“The outfits, accessories, choreography and chemistry on stage were outstanding,” Hay recalls of the experience.

Traveling the world has been a dream come true for Hay, who enjoys getting to know new artists, singers, composers and dancers, and appreciates the exposure to cultures outside of her own. This is a good thing because the offers to teach and perform internationally keep rolling in for Hay, particularly since a bellydance video of her went viral on YouTube, reaching 22 million views and counting.

Clearly, though the massively popular video demonstrates Hay’s strong dance technique, it appeals to more than just belly dance lovers. The response has been phenomenal.

“Many belly dance lovers have tried to study this dance at home and perform it in their home countries. Moreover, I’ve received a lot of invitations to perform and teach around the world thanks to that video,” remarks Hay.

Still, her global success is only a perk of the job.
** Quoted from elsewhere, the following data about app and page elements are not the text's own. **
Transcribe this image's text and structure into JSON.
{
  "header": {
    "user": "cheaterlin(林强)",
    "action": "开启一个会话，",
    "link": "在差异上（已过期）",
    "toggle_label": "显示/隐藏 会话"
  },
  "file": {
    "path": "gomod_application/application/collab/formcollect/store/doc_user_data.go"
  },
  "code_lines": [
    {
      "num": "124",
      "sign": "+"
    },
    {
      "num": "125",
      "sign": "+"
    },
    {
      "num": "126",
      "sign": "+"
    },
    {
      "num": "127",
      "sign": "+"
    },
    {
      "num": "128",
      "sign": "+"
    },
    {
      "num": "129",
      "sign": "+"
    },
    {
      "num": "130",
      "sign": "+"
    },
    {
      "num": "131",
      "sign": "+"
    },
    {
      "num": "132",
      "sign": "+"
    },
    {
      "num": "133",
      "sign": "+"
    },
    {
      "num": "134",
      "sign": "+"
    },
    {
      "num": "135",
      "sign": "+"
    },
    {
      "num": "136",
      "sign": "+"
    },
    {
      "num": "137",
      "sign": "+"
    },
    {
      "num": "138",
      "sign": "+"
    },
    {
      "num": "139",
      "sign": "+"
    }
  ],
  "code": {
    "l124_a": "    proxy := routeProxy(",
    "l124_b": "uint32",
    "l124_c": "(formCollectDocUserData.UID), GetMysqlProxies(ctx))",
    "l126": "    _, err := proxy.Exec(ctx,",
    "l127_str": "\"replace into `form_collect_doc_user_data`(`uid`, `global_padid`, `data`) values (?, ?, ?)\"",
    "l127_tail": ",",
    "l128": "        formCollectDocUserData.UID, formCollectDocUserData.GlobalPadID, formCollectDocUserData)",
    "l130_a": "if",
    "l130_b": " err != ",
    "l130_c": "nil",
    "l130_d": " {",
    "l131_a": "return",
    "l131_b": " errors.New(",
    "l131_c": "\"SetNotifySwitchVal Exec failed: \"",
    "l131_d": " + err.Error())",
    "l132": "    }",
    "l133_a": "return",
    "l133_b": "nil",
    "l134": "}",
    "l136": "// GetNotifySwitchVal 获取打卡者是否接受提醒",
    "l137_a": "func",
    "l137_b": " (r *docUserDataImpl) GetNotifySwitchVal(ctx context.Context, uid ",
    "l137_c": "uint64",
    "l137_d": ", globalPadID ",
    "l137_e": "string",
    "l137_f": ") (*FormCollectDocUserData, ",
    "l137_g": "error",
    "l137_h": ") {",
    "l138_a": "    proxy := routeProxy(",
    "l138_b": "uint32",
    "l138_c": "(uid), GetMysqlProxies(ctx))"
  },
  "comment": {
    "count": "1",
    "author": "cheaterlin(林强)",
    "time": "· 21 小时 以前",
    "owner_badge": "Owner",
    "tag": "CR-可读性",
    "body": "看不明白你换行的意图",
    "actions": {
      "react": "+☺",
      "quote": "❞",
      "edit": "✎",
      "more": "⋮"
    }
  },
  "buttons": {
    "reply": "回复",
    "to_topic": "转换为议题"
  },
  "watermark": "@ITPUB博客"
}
It’s the dancing that Hay truly loves and finds most rewarding. In fact, she says that sometimes she gets chills or sheds tears of happiness while performing.

“For me dancing is the most powerful feeling,” muses Hay. “When I am dancing I am the happiest person on earth, I forget everting and my soul and body are free.”


See more of Nataly Hay’s incredible dancing at her website or YouTube channel which has 17K subscribers.